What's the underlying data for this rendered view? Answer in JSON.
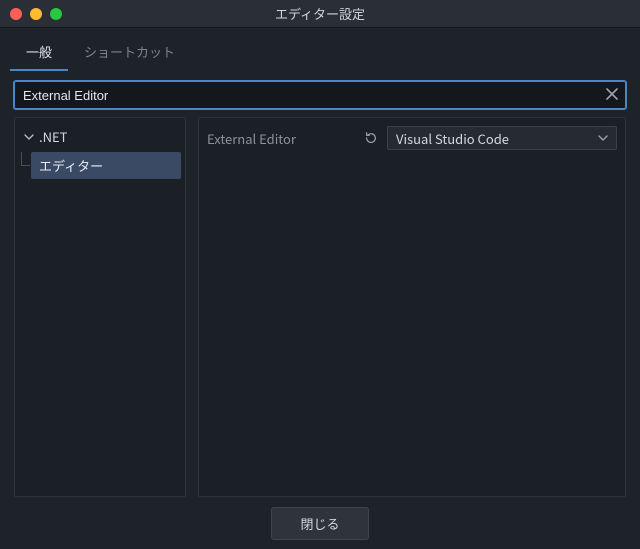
{
  "window": {
    "title": "エディター設定"
  },
  "tabs": {
    "general": "一般",
    "shortcuts": "ショートカット"
  },
  "search": {
    "value": "External Editor"
  },
  "tree": {
    "category": ".NET",
    "item": "エディター"
  },
  "property": {
    "label": "External Editor",
    "value": "Visual Studio Code"
  },
  "footer": {
    "close": "閉じる"
  }
}
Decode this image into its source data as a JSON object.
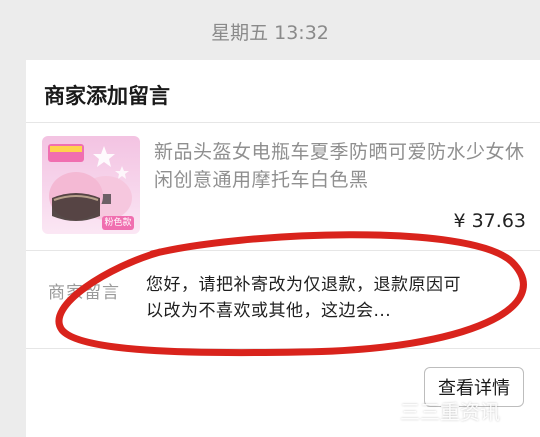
{
  "timestamp": "星期五 13:32",
  "card": {
    "title": "商家添加留言",
    "product": {
      "title": "新品头盔女电瓶车夏季防晒可爱防水少女休闲创意通用摩托车白色黑",
      "price": "¥ 37.63",
      "image_badge": "粉色款"
    },
    "message": {
      "label": "商家留言",
      "text": "您好，请把补寄改为仅退款，退款原因可以改为不喜欢或其他，这边会..."
    },
    "detail_button": "查看详情"
  },
  "watermark": "三三重资讯",
  "colors": {
    "background": "#ececec",
    "card": "#ffffff",
    "annotation": "#d9231c",
    "thumbnail": "#f3c3e2"
  }
}
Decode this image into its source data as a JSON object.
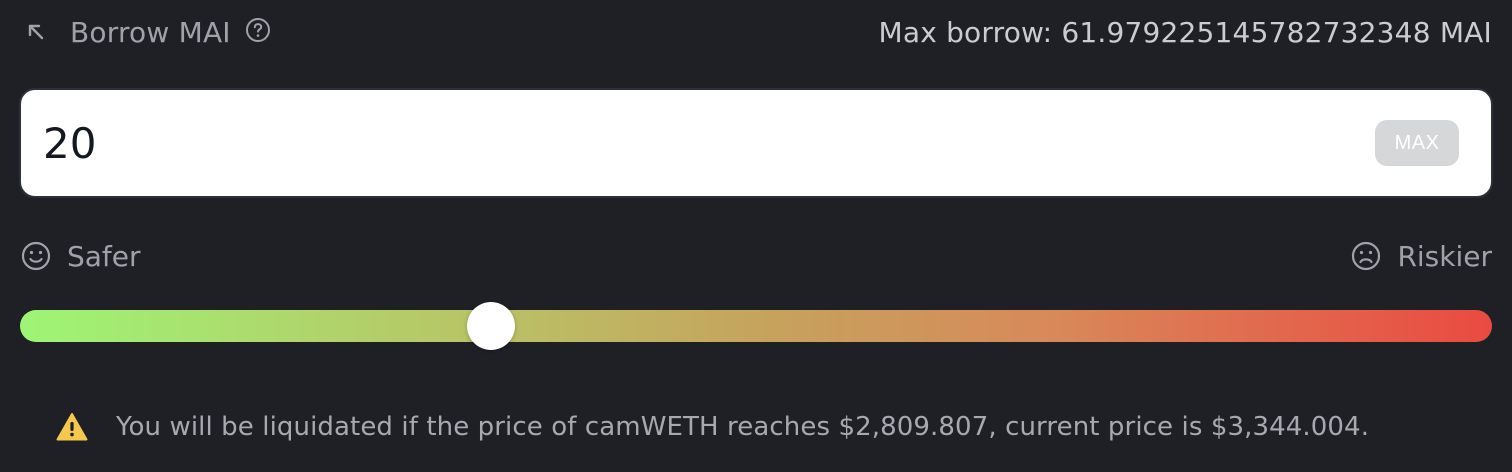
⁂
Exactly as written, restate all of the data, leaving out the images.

What's the underlying data for this rendered view? Answer in JSON.
{
  "window": {
    "title": "エディター設定"
  },
  "tabs": {
    "general": "一般",
    "shortcuts": "ショートカット"
  },
  "search": {
    "value": "External Editor"
  },
  "tree": {
    "category": ".NET",
    "item": "エディター"
  },
  "property": {
    "label": "External Editor",
    "value": "Visual Studio Code"
  },
  "footer": {
    "close": "閉じる"
  }
}
Decode this image into its source data as a JSON object.
{
  "timestamp": "星期五 13:32",
  "card": {
    "title": "商家添加留言",
    "product": {
      "title": "新品头盔女电瓶车夏季防晒可爱防水少女休闲创意通用摩托车白色黑",
      "price": "¥ 37.63",
      "image_badge": "粉色款"
    },
    "message": {
      "label": "商家留言",
      "text": "您好，请把补寄改为仅退款，退款原因可以改为不喜欢或其他，这边会..."
    },
    "detail_button": "查看详情"
  },
  "watermark": "三三重资讯",
  "colors": {
    "background": "#ececec",
    "card": "#ffffff",
    "annotation": "#d9231c",
    "thumbnail": "#f3c3e2"
  }
}
Decode this image into its source data as a JSON object.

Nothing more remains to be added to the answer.